Dalmiya, the outgoing president, is backing Haryana's Ranbir Singh Mahendra (currently vice-president from north) to succeed him. It's north's turn to provide the president and, predictably, Pawar is Punjab's nominee.
Strangely, though, the Mumbai Cricket Association (MCA) chief will even represent Punjab at the AGM here on Wednesday-Thursday.
Mahendra, who flew in late in the evening, told The Telegraph that victory was assured. 'I'm one hundred per cent sure,' he said soon after landing, unimpressed by the Pawar-development which isn't many days old.
The action, by the way, has shifted to a city hotel. Team Pawar arrived early today and it's to be seen how soon Dalmiya and Pawar have a one-to-one. So far, the latter has interacted via a suave colleague in the government.
Significantly, Dalmiya is understood to have posed a blunt question during his interaction with that Pawar emissary: Why has the seasoned politician set his sights on the presidency out of turn' West's chance, after all, is going to come after two ' or, at most ' three years.
The Pawar camp remains optimistic, believing that the many states where the Congress is in power will vote for an important ally at the Centre.
'I'm confident Mr Pawar is going to win by at least five votes.... That's not in doubt,' insisted former BCCI president Raj Singh Dungarpur, when contacted in Mumbai.
He is coming tomorrow morning.
That, by any yardstick, is a comfortable margin. But, then, the Dalmiya group is convinced Pawar can manage a maximum of 12, well short of the 16 required ' assuming all 30 affiliated units vote in the secret ballot. The president, in fact, has two votes: The standard one, like the units, and the casting vote.
Apparently, the Pawar camp is also counting on the three institutional votes (Railways, Services and Universities). However, sources in New Delhi maintain only one will actually go his way. The top reason being two ministries are headed by gentlemen who aren't on back-slapping terms with Pawar.
If the election does become close, every vote is going to be worth a billion rupees. That explains why Pawar's backers requested Samajwadi Party leader and Uttar Pradesh chief minister Mulayam Singh Yadav to try and ensure a high-profile MP from his party represented the state at the AGM and not Dalmiya confidant Jyoti Bajpai.

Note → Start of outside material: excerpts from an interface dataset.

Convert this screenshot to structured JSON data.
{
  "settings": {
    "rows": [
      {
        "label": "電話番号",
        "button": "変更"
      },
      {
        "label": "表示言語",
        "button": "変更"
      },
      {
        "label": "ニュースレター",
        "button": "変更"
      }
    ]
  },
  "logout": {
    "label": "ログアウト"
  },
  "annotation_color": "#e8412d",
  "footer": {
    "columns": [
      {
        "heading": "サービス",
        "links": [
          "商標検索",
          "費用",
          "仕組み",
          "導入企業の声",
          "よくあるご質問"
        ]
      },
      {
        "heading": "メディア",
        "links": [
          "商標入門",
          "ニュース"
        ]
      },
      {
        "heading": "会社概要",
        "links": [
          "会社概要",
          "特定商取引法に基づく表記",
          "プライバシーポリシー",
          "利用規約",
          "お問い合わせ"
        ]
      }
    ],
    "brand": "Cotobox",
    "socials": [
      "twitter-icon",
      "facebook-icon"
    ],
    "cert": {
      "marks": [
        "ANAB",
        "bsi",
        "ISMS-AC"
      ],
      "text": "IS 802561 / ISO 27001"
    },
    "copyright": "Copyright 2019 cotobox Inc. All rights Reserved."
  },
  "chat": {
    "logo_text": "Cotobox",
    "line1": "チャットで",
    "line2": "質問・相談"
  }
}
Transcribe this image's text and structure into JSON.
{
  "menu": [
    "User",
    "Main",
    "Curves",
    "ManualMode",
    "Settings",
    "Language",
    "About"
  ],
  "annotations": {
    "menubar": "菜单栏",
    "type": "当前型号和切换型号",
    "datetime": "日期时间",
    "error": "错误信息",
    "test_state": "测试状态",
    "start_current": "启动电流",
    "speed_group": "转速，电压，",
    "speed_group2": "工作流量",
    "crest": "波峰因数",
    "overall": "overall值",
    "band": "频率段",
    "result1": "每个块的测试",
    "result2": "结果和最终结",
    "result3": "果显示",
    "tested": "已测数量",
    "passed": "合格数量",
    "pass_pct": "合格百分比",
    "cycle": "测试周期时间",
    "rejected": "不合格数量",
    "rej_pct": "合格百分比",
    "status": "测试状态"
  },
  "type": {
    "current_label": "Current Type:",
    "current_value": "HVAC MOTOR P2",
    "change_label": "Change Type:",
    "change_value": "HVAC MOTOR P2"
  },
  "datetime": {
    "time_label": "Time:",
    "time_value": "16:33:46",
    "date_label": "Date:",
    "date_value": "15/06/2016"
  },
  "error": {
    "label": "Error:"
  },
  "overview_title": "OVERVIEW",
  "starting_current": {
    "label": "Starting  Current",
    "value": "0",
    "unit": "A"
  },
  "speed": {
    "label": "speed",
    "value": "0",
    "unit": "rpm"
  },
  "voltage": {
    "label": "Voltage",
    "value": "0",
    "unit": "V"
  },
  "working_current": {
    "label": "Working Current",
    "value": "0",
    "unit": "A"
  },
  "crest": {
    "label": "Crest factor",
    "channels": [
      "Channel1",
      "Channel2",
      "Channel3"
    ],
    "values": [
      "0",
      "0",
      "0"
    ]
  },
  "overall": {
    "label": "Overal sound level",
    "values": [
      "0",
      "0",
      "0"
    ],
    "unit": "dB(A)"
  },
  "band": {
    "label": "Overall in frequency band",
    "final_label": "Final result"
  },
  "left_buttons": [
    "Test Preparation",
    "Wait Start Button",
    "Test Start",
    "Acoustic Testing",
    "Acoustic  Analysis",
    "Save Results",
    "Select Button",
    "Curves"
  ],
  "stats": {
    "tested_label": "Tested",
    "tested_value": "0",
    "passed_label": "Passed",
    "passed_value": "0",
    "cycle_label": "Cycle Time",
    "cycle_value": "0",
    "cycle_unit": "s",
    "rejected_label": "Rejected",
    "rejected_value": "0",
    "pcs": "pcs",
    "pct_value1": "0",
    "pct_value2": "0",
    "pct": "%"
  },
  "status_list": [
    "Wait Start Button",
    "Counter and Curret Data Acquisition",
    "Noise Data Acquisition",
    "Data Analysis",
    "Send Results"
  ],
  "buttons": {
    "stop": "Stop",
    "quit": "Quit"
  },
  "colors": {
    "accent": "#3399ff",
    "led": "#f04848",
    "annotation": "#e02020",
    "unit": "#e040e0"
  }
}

In an internal decision, though, Bajpai has been authorised to occupy UP's chair. Incidentally, he is the BCCI treasurer and was the Team India manager in the last World Cup.
One learns Gujarat was at the centre of much drama throughout the day. It began with one of the combatants losing support but, later, the state's backing was regained. The head is Congress' Narhari Amin, a one-time deputy chief minister.
Tomorrow, of course, the drama may well be played out elsewhere.
With Pawar busy with strategy till late in the day (after a hurried trip to Raichak), it seems he will fight irrespective of the Dalmiya group's calculated assertion. However, given that the election process doesn't entail formally filing nominations and a cut-off for withdrawals, nothing stops Pawar from eventually deciding to hold back till 2006/2007.
In fact, there's a precedent to an 11th-hour pull out and truce between the big guns: As recently as 1999, the then MCA president, Manohar Joshi, opted out on the morning of the AGM (in Jaipur) after realising his so-called supporters had got the calculations all wrong. That facilitated A.C.Muthiah's unanimous election.
Then, too, Joshi was to come through another zone ' south, possibly as Andhra or Hyderabad's nominee. As a lesson it would have been bitter, but Joshi learn't it in the proverbial nick of time.
If elections are unavoidable on Wednesday, the Dalmiya group is going to be compelled to drop the efficient joint-secretary, Mumbai's Prof. Ratnakar Shetty. As of now, his successor will be former India cricketer and chief selector Brijesh Patel, who has transformed the Karnataka unit.